** Opening Data supplied block **
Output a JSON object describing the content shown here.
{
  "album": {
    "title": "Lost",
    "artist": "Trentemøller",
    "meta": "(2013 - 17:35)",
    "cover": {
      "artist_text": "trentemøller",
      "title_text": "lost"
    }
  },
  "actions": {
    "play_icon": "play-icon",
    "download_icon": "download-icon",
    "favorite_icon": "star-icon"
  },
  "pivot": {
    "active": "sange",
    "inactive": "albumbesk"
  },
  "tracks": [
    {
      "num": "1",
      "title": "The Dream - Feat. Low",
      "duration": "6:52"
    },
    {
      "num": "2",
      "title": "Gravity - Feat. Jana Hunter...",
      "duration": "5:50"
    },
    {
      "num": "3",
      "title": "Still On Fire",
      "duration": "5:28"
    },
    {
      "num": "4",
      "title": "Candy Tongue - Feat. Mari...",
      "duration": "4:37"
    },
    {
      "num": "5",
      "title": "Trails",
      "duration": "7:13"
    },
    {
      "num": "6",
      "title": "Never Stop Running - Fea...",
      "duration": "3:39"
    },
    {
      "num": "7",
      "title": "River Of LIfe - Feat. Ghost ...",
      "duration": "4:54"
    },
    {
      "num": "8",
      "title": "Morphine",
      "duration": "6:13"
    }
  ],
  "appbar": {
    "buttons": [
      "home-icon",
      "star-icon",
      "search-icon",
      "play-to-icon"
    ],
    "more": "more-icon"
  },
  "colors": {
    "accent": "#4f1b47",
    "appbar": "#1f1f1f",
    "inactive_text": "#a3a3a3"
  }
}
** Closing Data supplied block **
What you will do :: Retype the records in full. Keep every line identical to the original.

Answer to the exercise ::
Output a JSON object describing the content shown here.
{
  "album": {
    "title": "Lost",
    "artist": "Trentemøller",
    "meta": "(2013 - 17:35)",
    "cover": {
      "artist_text": "trentemøller",
      "title_text": "lost"
    }
  },
  "actions": {
    "play_icon": "play-icon",
    "download_icon": "download-icon",
    "favorite_icon": "star-icon"
  },
  "pivot": {
    "active": "sange",
    "inactive": "albumbesk"
  },
  "tracks": [
    {
      "num": "1",
      "title": "The Dream - Feat. Low",
      "duration": "6:52"
    },
    {
      "num": "2",
      "title": "Gravity - Feat. Jana Hunter...",
      "duration": "5:50"
    },
    {
      "num": "3",
      "title": "Still On Fire",
      "duration": "5:28"
    },
    {
      "num": "4",
      "title": "Candy Tongue - Feat. Mari...",
      "duration": "4:37"
    },
    {
      "num": "5",
      "title": "Trails",
      "duration": "7:13"
    },
    {
      "num": "6",
      "title": "Never Stop Running - Fea...",
      "duration": "3:39"
    },
    {
      "num": "7",
      "title": "River Of LIfe - Feat. Ghost ...",
      "duration": "4:54"
    },
    {
      "num": "8",
      "title": "Morphine",
      "duration": "6:13"
    }
  ],
  "appbar": {
    "buttons": [
      "home-icon",
      "star-icon",
      "search-icon",
      "play-to-icon"
    ],
    "more": "more-icon"
  },
  "colors": {
    "accent": "#4f1b47",
    "appbar": "#1f1f1f",
    "inactive_text": "#a3a3a3"
  }
}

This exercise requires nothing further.